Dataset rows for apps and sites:
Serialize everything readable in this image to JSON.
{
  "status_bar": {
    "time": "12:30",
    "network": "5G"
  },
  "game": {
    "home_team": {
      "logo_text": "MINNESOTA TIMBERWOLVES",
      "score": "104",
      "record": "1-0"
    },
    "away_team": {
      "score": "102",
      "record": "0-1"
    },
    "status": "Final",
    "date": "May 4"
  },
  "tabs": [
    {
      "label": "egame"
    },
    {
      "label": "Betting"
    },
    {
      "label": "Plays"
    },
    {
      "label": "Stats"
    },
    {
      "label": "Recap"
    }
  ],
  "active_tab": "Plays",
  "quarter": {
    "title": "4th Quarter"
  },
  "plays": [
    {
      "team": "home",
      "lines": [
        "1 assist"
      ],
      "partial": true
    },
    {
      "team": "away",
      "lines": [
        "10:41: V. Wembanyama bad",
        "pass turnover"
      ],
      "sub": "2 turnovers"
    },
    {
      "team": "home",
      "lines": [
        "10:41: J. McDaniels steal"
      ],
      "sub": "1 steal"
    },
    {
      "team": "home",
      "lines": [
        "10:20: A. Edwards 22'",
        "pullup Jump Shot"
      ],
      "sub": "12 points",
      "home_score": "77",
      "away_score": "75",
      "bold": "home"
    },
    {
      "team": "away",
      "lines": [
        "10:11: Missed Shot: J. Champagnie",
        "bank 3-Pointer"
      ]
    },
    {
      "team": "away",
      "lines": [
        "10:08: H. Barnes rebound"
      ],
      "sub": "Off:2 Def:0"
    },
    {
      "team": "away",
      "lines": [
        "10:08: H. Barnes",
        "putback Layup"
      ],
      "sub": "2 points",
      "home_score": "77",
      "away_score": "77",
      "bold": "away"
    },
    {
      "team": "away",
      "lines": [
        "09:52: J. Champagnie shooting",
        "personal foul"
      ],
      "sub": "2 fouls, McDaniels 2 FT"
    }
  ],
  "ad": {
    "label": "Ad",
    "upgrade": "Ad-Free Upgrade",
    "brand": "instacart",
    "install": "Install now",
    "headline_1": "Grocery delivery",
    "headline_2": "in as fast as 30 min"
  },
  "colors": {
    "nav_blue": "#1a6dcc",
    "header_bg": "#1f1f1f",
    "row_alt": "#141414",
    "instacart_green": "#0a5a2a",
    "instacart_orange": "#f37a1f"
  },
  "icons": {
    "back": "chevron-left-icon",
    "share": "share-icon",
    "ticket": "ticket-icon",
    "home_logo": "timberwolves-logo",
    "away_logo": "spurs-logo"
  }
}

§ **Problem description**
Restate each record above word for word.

§ **Reply to the task**
Serialize everything readable in this image to JSON.
{
  "status_bar": {
    "time": "12:30",
    "network": "5G"
  },
  "game": {
    "home_team": {
      "logo_text": "MINNESOTA TIMBERWOLVES",
      "score": "104",
      "record": "1-0"
    },
    "away_team": {
      "score": "102",
      "record": "0-1"
    },
    "status": "Final",
    "date": "May 4"
  },
  "tabs": [
    {
      "label": "egame"
    },
    {
      "label": "Betting"
    },
    {
      "label": "Plays"
    },
    {
      "label": "Stats"
    },
    {
      "label": "Recap"
    }
  ],
  "active_tab": "Plays",
  "quarter": {
    "title": "4th Quarter"
  },
  "plays": [
    {
      "team": "home",
      "lines": [
        "1 assist"
      ],
      "partial": true
    },
    {
      "team": "away",
      "lines": [
        "10:41: V. Wembanyama bad",
        "pass turnover"
      ],
      "sub": "2 turnovers"
    },
    {
      "team": "home",
      "lines": [
        "10:41: J. McDaniels steal"
      ],
      "sub": "1 steal"
    },
    {
      "team": "home",
      "lines": [
        "10:20: A. Edwards 22'",
        "pullup Jump Shot"
      ],
      "sub": "12 points",
      "home_score": "77",
      "away_score": "75",
      "bold": "home"
    },
    {
      "team": "away",
      "lines": [
        "10:11: Missed Shot: J. Champagnie",
        "bank 3-Pointer"
      ]
    },
    {
      "team": "away",
      "lines": [
        "10:08: H. Barnes rebound"
      ],
      "sub": "Off:2 Def:0"
    },
    {
      "team": "away",
      "lines": [
        "10:08: H. Barnes",
        "putback Layup"
      ],
      "sub": "2 points",
      "home_score": "77",
      "away_score": "77",
      "bold": "away"
    },
    {
      "team": "away",
      "lines": [
        "09:52: J. Champagnie shooting",
        "personal foul"
      ],
      "sub": "2 fouls, McDaniels 2 FT"
    }
  ],
  "ad": {
    "label": "Ad",
    "upgrade": "Ad-Free Upgrade",
    "brand": "instacart",
    "install": "Install now",
    "headline_1": "Grocery delivery",
    "headline_2": "in as fast as 30 min"
  },
  "colors": {
    "nav_blue": "#1a6dcc",
    "header_bg": "#1f1f1f",
    "row_alt": "#141414",
    "instacart_green": "#0a5a2a",
    "instacart_orange": "#f37a1f"
  },
  "icons": {
    "back": "chevron-left-icon",
    "share": "share-icon",
    "ticket": "ticket-icon",
    "home_logo": "timberwolves-logo",
    "away_logo": "spurs-logo"
  }
}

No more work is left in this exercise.